* _What you have to do_:
Leaving the images behind, copy every line of the records exactly.

====== Input data ======

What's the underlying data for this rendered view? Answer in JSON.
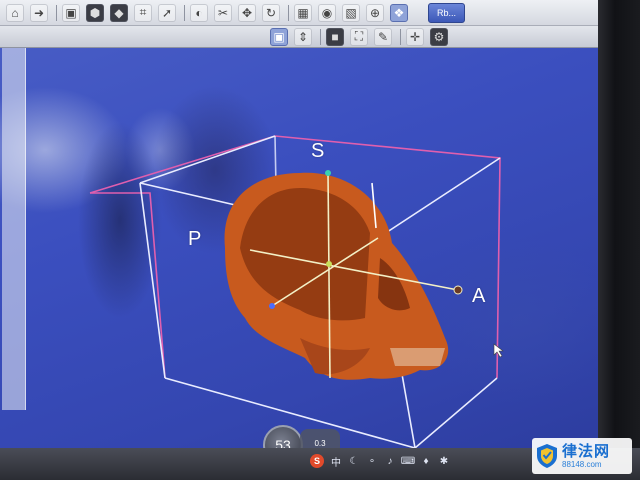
{
  "toolbar": {
    "icons": [
      "home-icon",
      "forward-icon",
      "save-icon",
      "layers-icon",
      "cube-icon",
      "crop-icon",
      "cursor-icon",
      "contrast-icon",
      "scissors-icon",
      "move-icon",
      "rotate-icon",
      "grid-icon",
      "drop-icon",
      "fill-icon",
      "zoom-icon",
      "view-icon"
    ],
    "open_button_label": "Rb..."
  },
  "viewport": {
    "axis_labels": {
      "superior": "S",
      "posterior": "P",
      "anterior": "A"
    },
    "bone_color": "#c85a1e",
    "box_color": "#e9ecff",
    "accent_box_color": "#e05fae"
  },
  "controls": {
    "zoom_value": "53",
    "zoom_detail": "0.3"
  },
  "taskbar": {
    "logo": "S",
    "lang": "中",
    "icons": [
      "moon-icon",
      "dots-icon",
      "mic-icon",
      "keyboard-icon",
      "shirt-icon",
      "tools-icon"
    ]
  },
  "watermark": {
    "title": "律法网",
    "url": "88148.com"
  }
}
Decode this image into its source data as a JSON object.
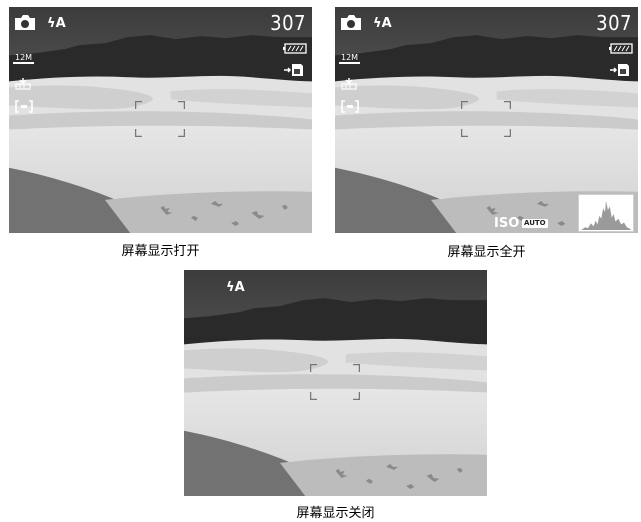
{
  "panels": [
    {
      "id": "display-on",
      "caption": "屏幕显示打开",
      "hud": {
        "flash_mode": "A",
        "shots_remaining": "307",
        "resolution": "12M",
        "battery": "full",
        "storage": "internal",
        "focus_area": "center"
      }
    },
    {
      "id": "display-full",
      "caption": "屏幕显示全开",
      "hud": {
        "flash_mode": "A",
        "shots_remaining": "307",
        "resolution": "12M",
        "battery": "full",
        "storage": "internal",
        "focus_area": "center",
        "iso_label": "ISO",
        "iso_value": "AUTO"
      }
    },
    {
      "id": "display-off",
      "caption": "屏幕显示关闭",
      "hud": {
        "flash_mode": "A"
      }
    }
  ],
  "icons": [
    "camera-icon",
    "flash-icon",
    "resolution-12m-icon",
    "battery-icon",
    "internal-memory-icon",
    "metering-icon",
    "focus-area-icon",
    "histogram-icon",
    "focus-frame-icon"
  ]
}
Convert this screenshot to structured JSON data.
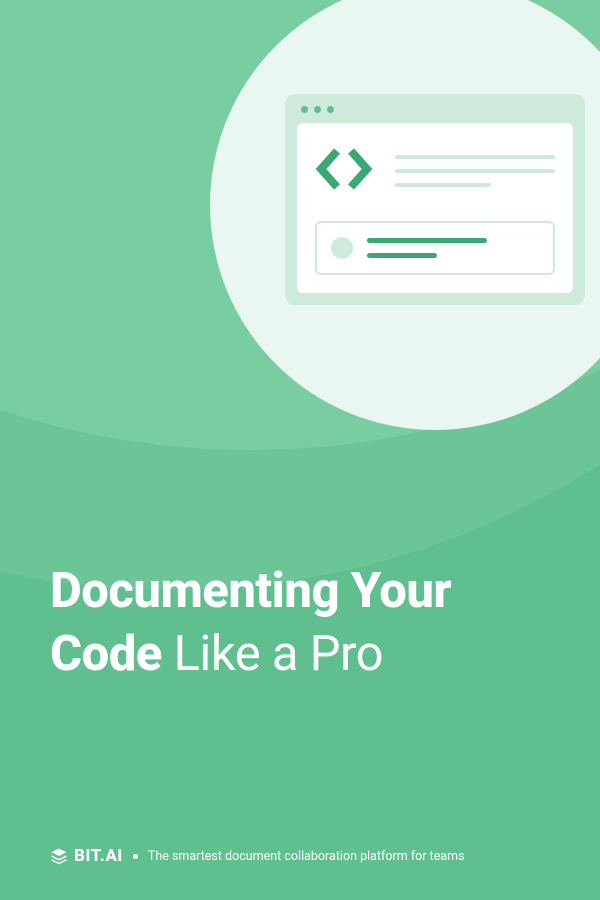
{
  "headline": {
    "bold": "Documenting Your Code",
    "light": " Like a Pro"
  },
  "footer": {
    "brand": "BIT.AI",
    "tagline": "The smartest document collaboration platform for teams"
  }
}
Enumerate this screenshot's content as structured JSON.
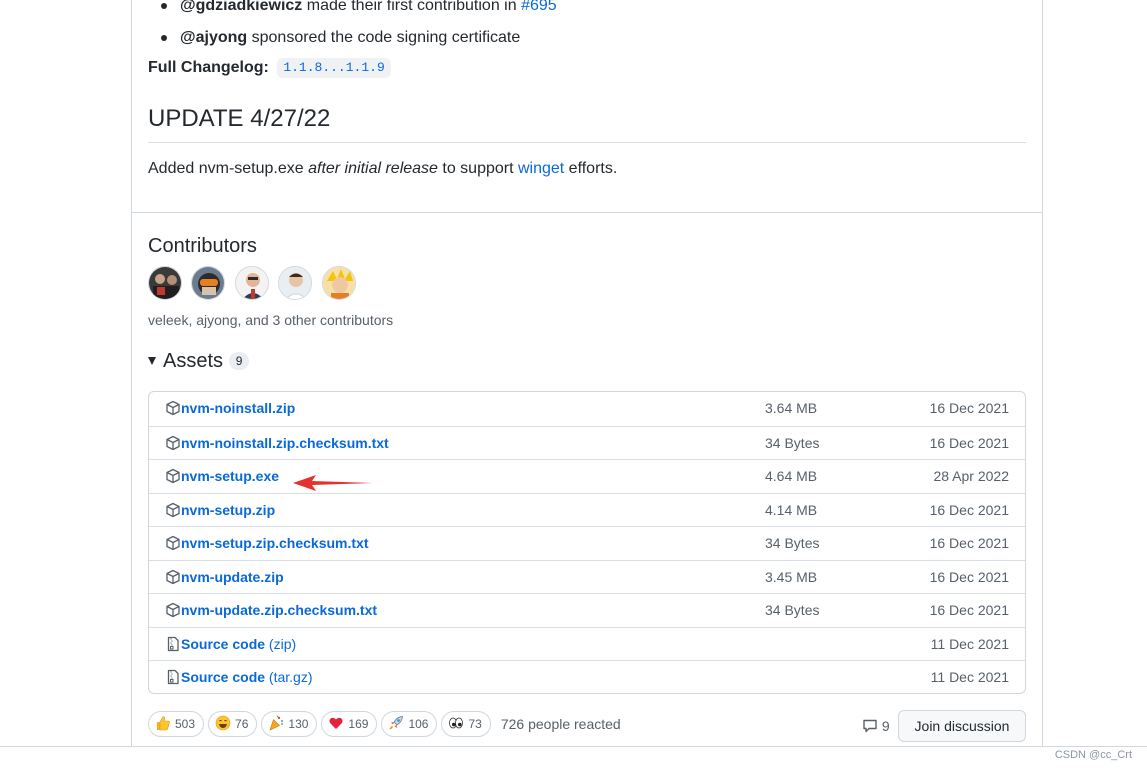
{
  "release_notes": {
    "bullets": [
      {
        "user": "@gdziadkiewicz",
        "text": "made their first contribution in",
        "link": "#695"
      },
      {
        "user": "@ajyong",
        "text": "sponsored the code signing certificate"
      }
    ],
    "changelog_label": "Full Changelog:",
    "changelog_link": "1.1.8...1.1.9",
    "update_heading": "UPDATE 4/27/22",
    "update_text_1": "Added nvm-setup.exe ",
    "update_text_em": "after initial release",
    "update_text_2": " to support ",
    "update_link": "winget",
    "update_text_3": " efforts."
  },
  "contributors": {
    "heading": "Contributors",
    "summary": "veleek, ajyong, and 3 other contributors"
  },
  "assets": {
    "heading": "Assets",
    "count": "9",
    "rows": [
      {
        "name": "nvm-noinstall.zip",
        "size": "3.64 MB",
        "date": "16 Dec 2021",
        "icon": "package-icon"
      },
      {
        "name": "nvm-noinstall.zip.checksum.txt",
        "size": "34 Bytes",
        "date": "16 Dec 2021",
        "icon": "package-icon"
      },
      {
        "name": "nvm-setup.exe",
        "size": "4.64 MB",
        "date": "28 Apr 2022",
        "icon": "package-icon"
      },
      {
        "name": "nvm-setup.zip",
        "size": "4.14 MB",
        "date": "16 Dec 2021",
        "icon": "package-icon"
      },
      {
        "name": "nvm-setup.zip.checksum.txt",
        "size": "34 Bytes",
        "date": "16 Dec 2021",
        "icon": "package-icon"
      },
      {
        "name": "nvm-update.zip",
        "size": "3.45 MB",
        "date": "16 Dec 2021",
        "icon": "package-icon"
      },
      {
        "name": "nvm-update.zip.checksum.txt",
        "size": "34 Bytes",
        "date": "16 Dec 2021",
        "icon": "package-icon"
      },
      {
        "name": "Source code",
        "suffix": "(zip)",
        "size": "",
        "date": "11 Dec 2021",
        "icon": "file-zip-icon"
      },
      {
        "name": "Source code",
        "suffix": "(tar.gz)",
        "size": "",
        "date": "11 Dec 2021",
        "icon": "file-zip-icon"
      }
    ]
  },
  "reactions": {
    "items": [
      {
        "emoji": "thumbs-up",
        "count": "503"
      },
      {
        "emoji": "laugh",
        "count": "76"
      },
      {
        "emoji": "hooray",
        "count": "130"
      },
      {
        "emoji": "heart",
        "count": "169"
      },
      {
        "emoji": "rocket",
        "count": "106"
      },
      {
        "emoji": "eyes",
        "count": "73"
      }
    ],
    "summary": "726 people reacted"
  },
  "discussion": {
    "comment_count": "9",
    "join_label": "Join discussion"
  },
  "watermark": "CSDN @cc_Crt",
  "colors": {
    "link": "#0969da",
    "arrow": "#e5322e",
    "border": "#d0d7de"
  }
}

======

* _Answer_:
What's the underlying data for this rendered view? Answer in JSON.
{
  "toolbar": {
    "icons": [
      "home-icon",
      "forward-icon",
      "save-icon",
      "layers-icon",
      "cube-icon",
      "crop-icon",
      "cursor-icon",
      "contrast-icon",
      "scissors-icon",
      "move-icon",
      "rotate-icon",
      "grid-icon",
      "drop-icon",
      "fill-icon",
      "zoom-icon",
      "view-icon"
    ],
    "open_button_label": "Rb..."
  },
  "viewport": {
    "axis_labels": {
      "superior": "S",
      "posterior": "P",
      "anterior": "A"
    },
    "bone_color": "#c85a1e",
    "box_color": "#e9ecff",
    "accent_box_color": "#e05fae"
  },
  "controls": {
    "zoom_value": "53",
    "zoom_detail": "0.3"
  },
  "taskbar": {
    "logo": "S",
    "lang": "中",
    "icons": [
      "moon-icon",
      "dots-icon",
      "mic-icon",
      "keyboard-icon",
      "shirt-icon",
      "tools-icon"
    ]
  },
  "watermark": {
    "title": "律法网",
    "url": "88148.com"
  }
}
Decode this image into its source data as a JSON object.
{
  "panels": [
    {
      "id": "display-on",
      "caption": "屏幕显示打开",
      "hud": {
        "flash_mode": "A",
        "shots_remaining": "307",
        "resolution": "12M",
        "battery": "full",
        "storage": "internal",
        "focus_area": "center"
      }
    },
    {
      "id": "display-full",
      "caption": "屏幕显示全开",
      "hud": {
        "flash_mode": "A",
        "shots_remaining": "307",
        "resolution": "12M",
        "battery": "full",
        "storage": "internal",
        "focus_area": "center",
        "iso_label": "ISO",
        "iso_value": "AUTO"
      }
    },
    {
      "id": "display-off",
      "caption": "屏幕显示关闭",
      "hud": {
        "flash_mode": "A"
      }
    }
  ],
  "icons": [
    "camera-icon",
    "flash-icon",
    "resolution-12m-icon",
    "battery-icon",
    "internal-memory-icon",
    "metering-icon",
    "focus-area-icon",
    "histogram-icon",
    "focus-frame-icon"
  ]
}
Convert this screenshot to structured JSON data.
{
  "headline": {
    "bold": "Documenting Your Code",
    "light": " Like a Pro"
  },
  "footer": {
    "brand": "BIT.AI",
    "tagline": "The smartest document collaboration platform for teams"
  }
}
Enumerate this screenshot's content as structured JSON.
{
  "release_notes": {
    "bullets": [
      {
        "user": "@gdziadkiewicz",
        "text": "made their first contribution in",
        "link": "#695"
      },
      {
        "user": "@ajyong",
        "text": "sponsored the code signing certificate"
      }
    ],
    "changelog_label": "Full Changelog:",
    "changelog_link": "1.1.8...1.1.9",
    "update_heading": "UPDATE 4/27/22",
    "update_text_1": "Added nvm-setup.exe ",
    "update_text_em": "after initial release",
    "update_text_2": " to support ",
    "update_link": "winget",
    "update_text_3": " efforts."
  },
  "contributors": {
    "heading": "Contributors",
    "summary": "veleek, ajyong, and 3 other contributors"
  },
  "assets": {
    "heading": "Assets",
    "count": "9",
    "rows": [
      {
        "name": "nvm-noinstall.zip",
        "size": "3.64 MB",
        "date": "16 Dec 2021",
        "icon": "package-icon"
      },
      {
        "name": "nvm-noinstall.zip.checksum.txt",
        "size": "34 Bytes",
        "date": "16 Dec 2021",
        "icon": "package-icon"
      },
      {
        "name": "nvm-setup.exe",
        "size": "4.64 MB",
        "date": "28 Apr 2022",
        "icon": "package-icon"
      },
      {
        "name": "nvm-setup.zip",
        "size": "4.14 MB",
        "date": "16 Dec 2021",
        "icon": "package-icon"
      },
      {
        "name": "nvm-setup.zip.checksum.txt",
        "size": "34 Bytes",
        "date": "16 Dec 2021",
        "icon": "package-icon"
      },
      {
        "name": "nvm-update.zip",
        "size": "3.45 MB",
        "date": "16 Dec 2021",
        "icon": "package-icon"
      },
      {
        "name": "nvm-update.zip.checksum.txt",
        "size": "34 Bytes",
        "date": "16 Dec 2021",
        "icon": "package-icon"
      },
      {
        "name": "Source code",
        "suffix": "(zip)",
        "size": "",
        "date": "11 Dec 2021",
        "icon": "file-zip-icon"
      },
      {
        "name": "Source code",
        "suffix": "(tar.gz)",
        "size": "",
        "date": "11 Dec 2021",
        "icon": "file-zip-icon"
      }
    ]
  },
  "reactions": {
    "items": [
      {
        "emoji": "thumbs-up",
        "count": "503"
      },
      {
        "emoji": "laugh",
        "count": "76"
      },
      {
        "emoji": "hooray",
        "count": "130"
      },
      {
        "emoji": "heart",
        "count": "169"
      },
      {
        "emoji": "rocket",
        "count": "106"
      },
      {
        "emoji": "eyes",
        "count": "73"
      }
    ],
    "summary": "726 people reacted"
  },
  "discussion": {
    "comment_count": "9",
    "join_label": "Join discussion"
  },
  "watermark": "CSDN @cc_Crt",
  "colors": {
    "link": "#0969da",
    "arrow": "#e5322e",
    "border": "#d0d7de"
  }
}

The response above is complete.